The CRS report addresses “stays,” or postponements, of deportation actions: “A stay will generally be authorized by the U.S. Immigration and Customs Enforcement (ICE)…when it receives a request for a report on information concerning a beneficiary’s case from either the Senate or House Subcommittee Chairman.”
A stay normally terminates when the two-year term of Congress expires. Senate subcommittee practices call for requesting this “departmental report” upon introduction, or re-introduction, of a private, immigration-related bill.
Georgia voters and the public at large do not know yet why S.335 should become an act of Congress. But its repeated introduction may provide the next-best thing for the beneficiary—the Senate’s version of an ongoing amnesty of sorts, for five-plus years and counting.
The bottom line: When Nolen Cox, coordinator of the Valdosta Tea Party, learned about the secrecy of bill S.335, he said the senator should just “Stop it.” Elizabeth Mancha, coordinator of 13th Colony Patriots of Savannah, added, “It is not appropriate for material information to be kept from the people the senator claims to represent.” Forsyth County Tea Party coordinator Ernest Housner said, “I am very, very suspicious. Our senator should supply the details no matter what the consequences.”
No evidence of wrongdoing by Chambliss was uncovered. But statements like these and the recent history of ABSCAM speak to an inherent public interest in transparency and the circumstances surrounding S.335—and all other private bills.
Sen. Chambliss’ Washington, D.C., office may be telephoned at 202-224-3521. E-mail Chambliss here.
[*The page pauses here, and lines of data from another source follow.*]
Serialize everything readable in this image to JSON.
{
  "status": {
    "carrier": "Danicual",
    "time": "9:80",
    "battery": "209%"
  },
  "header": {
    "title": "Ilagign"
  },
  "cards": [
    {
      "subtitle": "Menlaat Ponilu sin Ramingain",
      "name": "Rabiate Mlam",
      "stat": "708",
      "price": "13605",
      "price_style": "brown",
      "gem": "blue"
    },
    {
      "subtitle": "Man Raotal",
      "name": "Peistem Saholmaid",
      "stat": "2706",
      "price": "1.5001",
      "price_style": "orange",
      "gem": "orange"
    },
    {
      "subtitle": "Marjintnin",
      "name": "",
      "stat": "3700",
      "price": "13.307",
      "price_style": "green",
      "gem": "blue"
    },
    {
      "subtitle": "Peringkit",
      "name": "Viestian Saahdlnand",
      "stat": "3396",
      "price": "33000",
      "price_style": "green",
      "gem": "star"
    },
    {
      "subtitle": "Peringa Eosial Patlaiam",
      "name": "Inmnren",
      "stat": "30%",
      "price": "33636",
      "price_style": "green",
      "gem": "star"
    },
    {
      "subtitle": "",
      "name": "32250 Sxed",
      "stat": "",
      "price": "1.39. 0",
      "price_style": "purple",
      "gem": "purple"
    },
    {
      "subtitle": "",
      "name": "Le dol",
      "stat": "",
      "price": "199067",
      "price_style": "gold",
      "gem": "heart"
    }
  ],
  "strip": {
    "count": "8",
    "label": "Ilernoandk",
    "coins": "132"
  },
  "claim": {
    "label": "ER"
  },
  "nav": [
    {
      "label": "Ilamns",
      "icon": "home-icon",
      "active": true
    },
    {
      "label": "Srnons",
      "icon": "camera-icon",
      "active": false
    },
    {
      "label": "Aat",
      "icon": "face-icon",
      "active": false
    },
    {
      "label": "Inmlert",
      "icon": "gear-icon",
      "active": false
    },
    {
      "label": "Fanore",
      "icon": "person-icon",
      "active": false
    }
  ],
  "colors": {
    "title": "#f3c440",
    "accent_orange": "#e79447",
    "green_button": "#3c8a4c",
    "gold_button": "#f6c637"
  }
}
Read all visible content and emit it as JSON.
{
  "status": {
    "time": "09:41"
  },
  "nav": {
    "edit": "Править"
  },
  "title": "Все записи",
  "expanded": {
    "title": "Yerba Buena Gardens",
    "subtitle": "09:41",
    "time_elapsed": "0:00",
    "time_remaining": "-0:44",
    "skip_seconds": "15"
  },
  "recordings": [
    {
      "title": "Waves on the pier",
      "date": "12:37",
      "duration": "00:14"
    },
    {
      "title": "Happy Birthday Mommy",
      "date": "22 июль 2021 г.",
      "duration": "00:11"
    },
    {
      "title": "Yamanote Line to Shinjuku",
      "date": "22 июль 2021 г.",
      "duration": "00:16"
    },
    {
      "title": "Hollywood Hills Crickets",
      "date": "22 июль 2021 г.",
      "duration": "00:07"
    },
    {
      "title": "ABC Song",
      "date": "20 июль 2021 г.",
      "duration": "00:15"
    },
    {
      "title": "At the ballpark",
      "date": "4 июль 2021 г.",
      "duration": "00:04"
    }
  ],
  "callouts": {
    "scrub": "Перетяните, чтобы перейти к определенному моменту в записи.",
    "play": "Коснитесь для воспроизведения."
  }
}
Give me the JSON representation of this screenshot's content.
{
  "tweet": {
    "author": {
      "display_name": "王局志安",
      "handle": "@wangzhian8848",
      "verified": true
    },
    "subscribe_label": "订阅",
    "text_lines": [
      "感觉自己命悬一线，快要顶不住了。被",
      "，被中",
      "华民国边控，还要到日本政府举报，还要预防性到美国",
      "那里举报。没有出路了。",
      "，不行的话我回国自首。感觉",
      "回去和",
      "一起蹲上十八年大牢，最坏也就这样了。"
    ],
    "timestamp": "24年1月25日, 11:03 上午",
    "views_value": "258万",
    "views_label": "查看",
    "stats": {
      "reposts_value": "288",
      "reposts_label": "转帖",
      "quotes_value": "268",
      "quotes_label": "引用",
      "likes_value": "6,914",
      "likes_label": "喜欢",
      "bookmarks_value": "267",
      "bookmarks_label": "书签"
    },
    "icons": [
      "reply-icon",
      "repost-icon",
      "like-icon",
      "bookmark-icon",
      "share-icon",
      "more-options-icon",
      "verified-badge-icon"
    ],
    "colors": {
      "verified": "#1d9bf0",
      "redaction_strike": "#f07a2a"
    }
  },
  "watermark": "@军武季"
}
Roger Carter covers Sen. Chambliss for Tea Party Patriots’ Government Accountability Project. He can be reached at email@example.com